This is a recent ticket from July 5th 2013. It is for the Armistice Museum in the Compiègne forest. This was where the armistice was signed at the eleventh hour of the eleventh day of the eleventh month of 1918 – the armistice which ended the Great War. It (or rather they for there were two of them, so two tickets) are very ordinary. There’s not much class about them.


The armistice was signed in a railway carriage – er – not this one.


This one is identical to the original, which was destroyed by Hitler after he used it to humiliate the French in 1940.

This identical coach belonged to the Wagon Lits company.


It has been allocated the number of the original.


The carriage is the centrepiece of this museum, but there are other stunning items, not least the 100s of stereoscopic photos of First World War scenes.

But an item that caused me rueful amusement was this bit of trench craft made of readily available materials.


It’s an ingenious lamp from a hand grenade and bullets.

The life in tickets continues.

Meet the relative – Alf Ware

February 8, 2013

Alfred Leslie Ware was born in Tonbridge, Kent in 1897. His parents were William Thomas Ware who was a stoker on the South Eastern Railway and Sarah Jane (née) Kesby. Alf was their third child, but certainly the first conceived after their marriage.

Like many a young man, Alf joined up to serve in World War I as soon as he could (or possibly sooner). We have a very battered photo of the family which includes Alf.


My cousin did a good job of tidying up this photo.


Sarah Jane and William Ware stand in the middle. Then, starting with the lad on the left and working clockwise we have Ron Ware, then Reg Ware, William Ware, Cis Ware, Alfred Ware and Beryl Ware.

Reg Ware was my grandfather. The others are my great uncles and aunts. We can see that Will and Alf are in uniform but my grandfather, Reg, is not. I’m guessing this was 1915 or 1916. Alf had signed up and was about to leave and Will, the oldest chanced to be on leave. Grandad, Reg, joined up before he was old enough.

Sadly, Alf didn’t come home.

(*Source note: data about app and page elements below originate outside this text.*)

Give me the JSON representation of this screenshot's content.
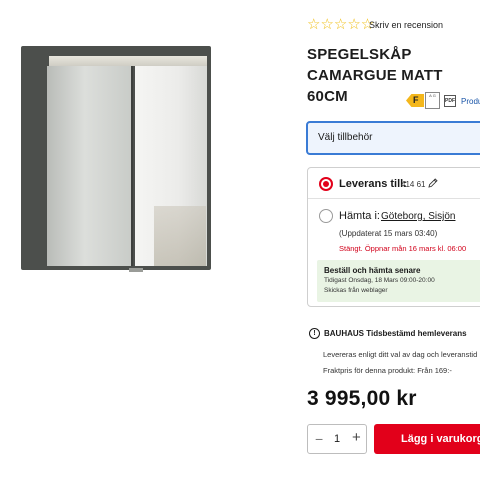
{
  "review": {
    "stars": "☆☆☆☆☆",
    "link_label": "Skriv en recension"
  },
  "product": {
    "title": "SPEGELSKÅP CAMARGUE MATT 60CM"
  },
  "energy": {
    "class": "F",
    "scale": "A G",
    "pdf_label": "PDF",
    "product_sheet_label": "Produ",
    "accent_color": "#f4b71c"
  },
  "accessory": {
    "placeholder": "Välj tillbehör"
  },
  "delivery": {
    "label": "Leverans till:",
    "postal_code": "414 61",
    "pickup_label": "Hämta i:",
    "store": "Göteborg, Sisjön",
    "updated": "(Uppdaterat 15 mars 03:40)",
    "store_status": "Stängt. Öppnar mån 16 mars kl. 06:00",
    "order_title": "Beställ och hämta senare",
    "order_earliest": "Tidigast Onsdag, 18 Mars 09:00-20:00",
    "order_source": "Skickas från weblager"
  },
  "home_delivery": {
    "info_symbol": "!",
    "title": "BAUHAUS Tidsbestämd hemleverans",
    "text": "Levereras enligt ditt val av dag och leveranstid",
    "freight": "Fraktpris för denna produkt: Från 169:-"
  },
  "price": "3 995,00 kr",
  "cart": {
    "quantity": "1",
    "minus": "−",
    "plus": "+",
    "add_label": "Lägg i varukorg"
  },
  "colors": {
    "brand_red": "#e2001a",
    "link_blue": "#1a55a8",
    "select_border": "#3a7bd5",
    "order_bg": "#e9f4e4"
  }
}
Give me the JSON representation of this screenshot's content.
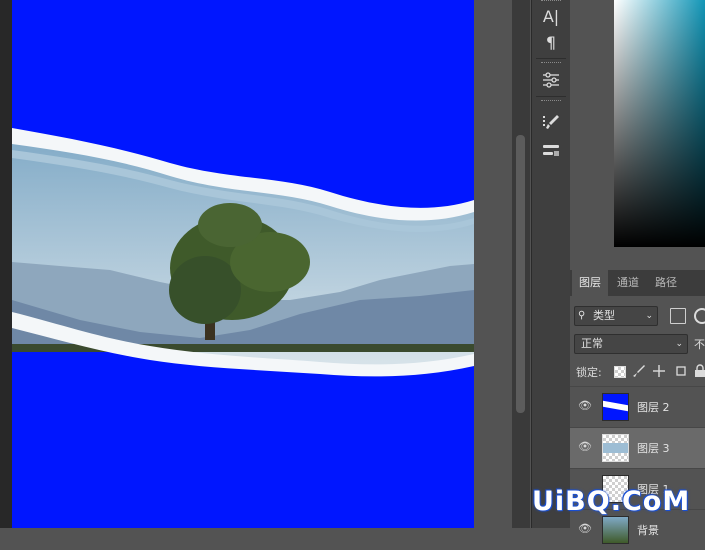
{
  "document": {
    "background_color": "#0016ff",
    "image_description_color_sky": "#9bb9cf"
  },
  "tools": {
    "items": [
      {
        "name": "character-icon",
        "glyph": "A|"
      },
      {
        "name": "paragraph-icon",
        "glyph": "¶"
      },
      {
        "name": "adjustments-icon",
        "glyph": "☰"
      },
      {
        "name": "brush-settings-icon",
        "glyph": "🖌"
      },
      {
        "name": "brush-presets-icon",
        "glyph": "⚒"
      }
    ]
  },
  "layers_panel": {
    "tabs": [
      "图层",
      "通道",
      "路径"
    ],
    "active_tab": "图层",
    "kind_filter": "类型",
    "blend_mode": "正常",
    "opacity_label": "不",
    "lock_label": "锁定:",
    "layers": [
      {
        "name": "图层 2",
        "thumb": "blue-torn",
        "selected": false
      },
      {
        "name": "图层 3",
        "thumb": "checker-torn",
        "selected": true
      },
      {
        "name": "图层 1",
        "thumb": "checker",
        "selected": false
      },
      {
        "name": "背景",
        "thumb": "photo",
        "selected": false
      }
    ]
  },
  "watermark": {
    "text": "UiBQ.CoM"
  },
  "colors": {
    "panel_bg": "#535353",
    "tab_bar": "#3c3c3c",
    "selected_row": "#6a6a6a",
    "canvas_blue": "#0016ff"
  }
}
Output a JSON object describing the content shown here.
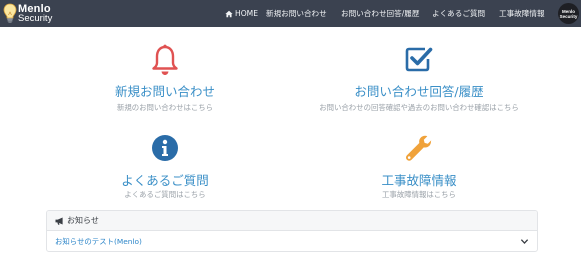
{
  "header": {
    "logo": {
      "line1": "Menlo",
      "line2": "Security"
    },
    "nav": [
      {
        "label": "HOME",
        "icon": "home-icon"
      },
      {
        "label": "新規お問い合わせ"
      },
      {
        "label": "お問い合わせ回答/履歴"
      },
      {
        "label": "よくあるご質問"
      },
      {
        "label": "工事故障情報"
      }
    ],
    "avatar": {
      "line1": "Menlo",
      "line2": "Security"
    }
  },
  "tiles": [
    {
      "title": "新規お問い合わせ",
      "subtitle": "新規のお問い合わせはこちら",
      "icon": "bell-icon",
      "icon_color": "#e05252"
    },
    {
      "title": "お問い合わせ回答/履歴",
      "subtitle": "お問い合わせの回答確認や過去のお問い合わせ確認はこちら",
      "icon": "checkbox-icon",
      "icon_color": "#2a6ca8"
    },
    {
      "title": "よくあるご質問",
      "subtitle": "よくあるご質問はこちら",
      "icon": "info-icon",
      "icon_color": "#2a6ca8"
    },
    {
      "title": "工事故障情報",
      "subtitle": "工事故障情報はこちら",
      "icon": "wrench-icon",
      "icon_color": "#f0a23a"
    }
  ],
  "notice": {
    "heading": "お知らせ",
    "items": [
      {
        "label": "お知らせのテスト(Menlo)"
      }
    ]
  },
  "colors": {
    "header_bg": "#3b4250",
    "link": "#3a8fc7",
    "bell": "#e05252",
    "check": "#2a6ca8",
    "info": "#2a6ca8",
    "wrench": "#f0a23a"
  }
}
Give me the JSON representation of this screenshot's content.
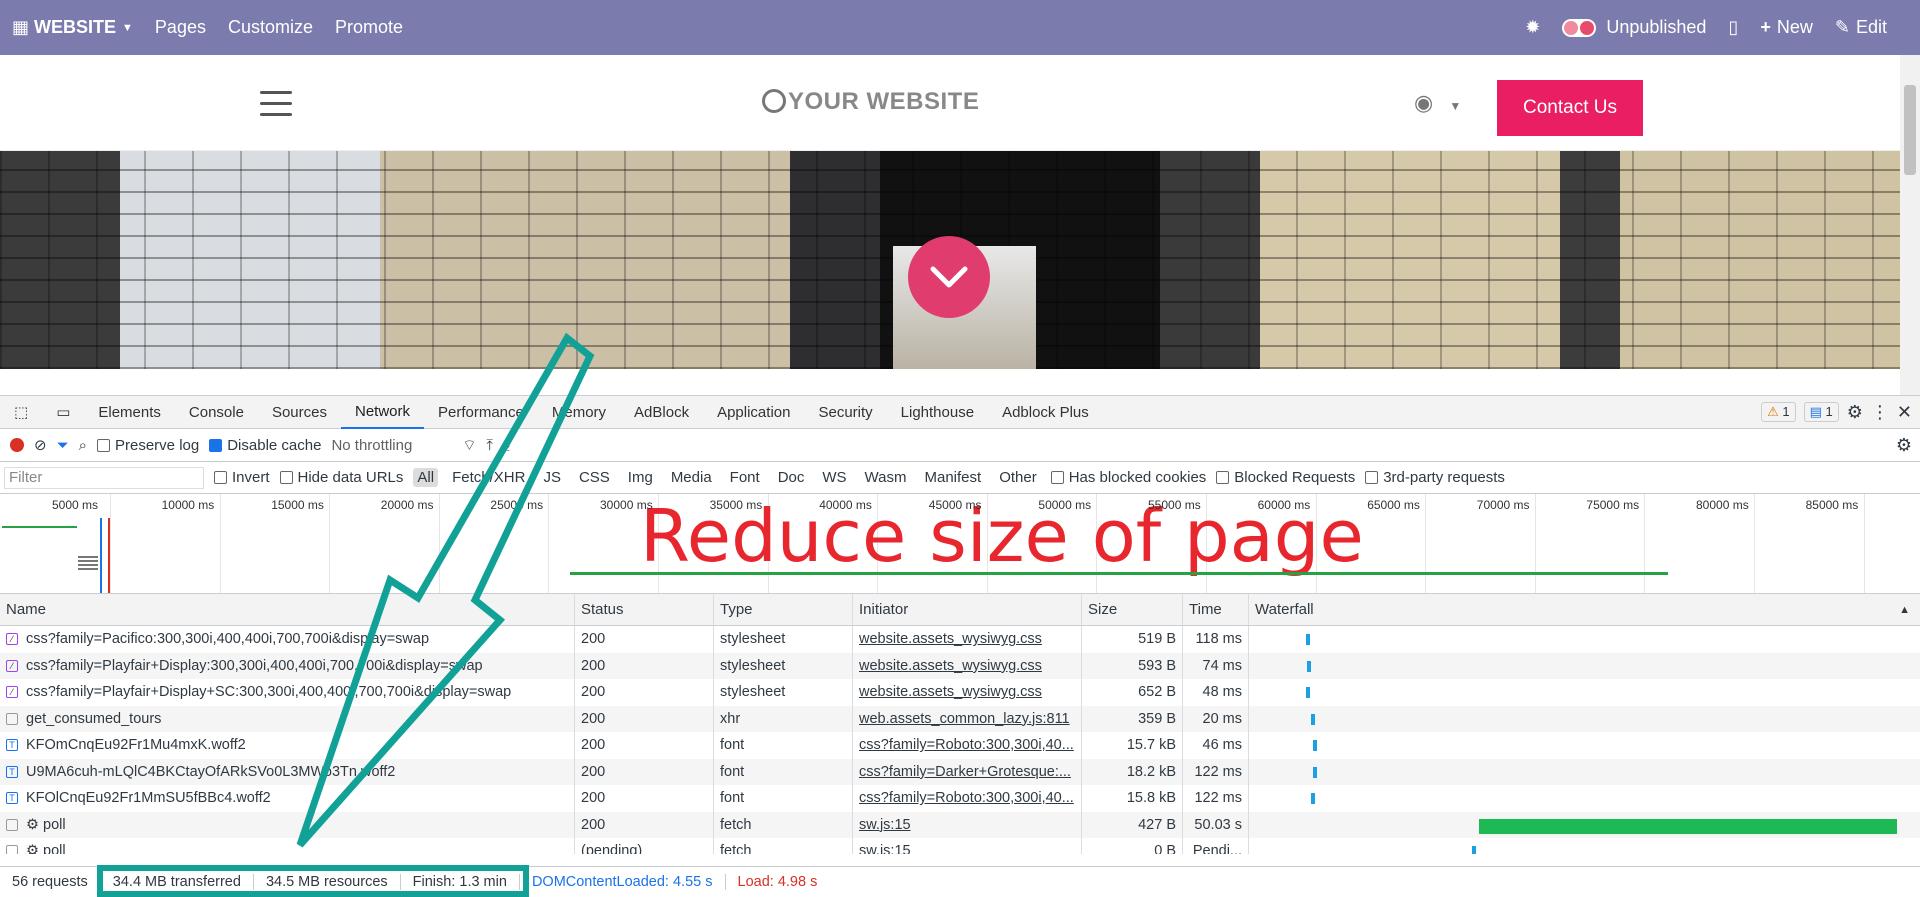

Gunner A L Ware 77693, “D” Bty. 161st Bde. Royal Field Artillery died in action on Tuesday 26th March 1918 and is remembered with honour at the Bac-du-Sud British Cemetery, Bailleulval, Pas de Calais, France.

I haven’t traced the military life of Alf so we are working on a bit of guesswork. I can guess that he might have been involved in the battle of Bapaume or Arras for they took place at the right time and are close to Alfred’s burial place, the Bac-du-Sud cemetery at Bailleulval. The cemetery is totally for those who fell in 1918 in that area and includes 640 British casualties, plus 48 Canadians and 55 German soldiers.


Here’s the cemetery.

And here is Alf’s memorial stone.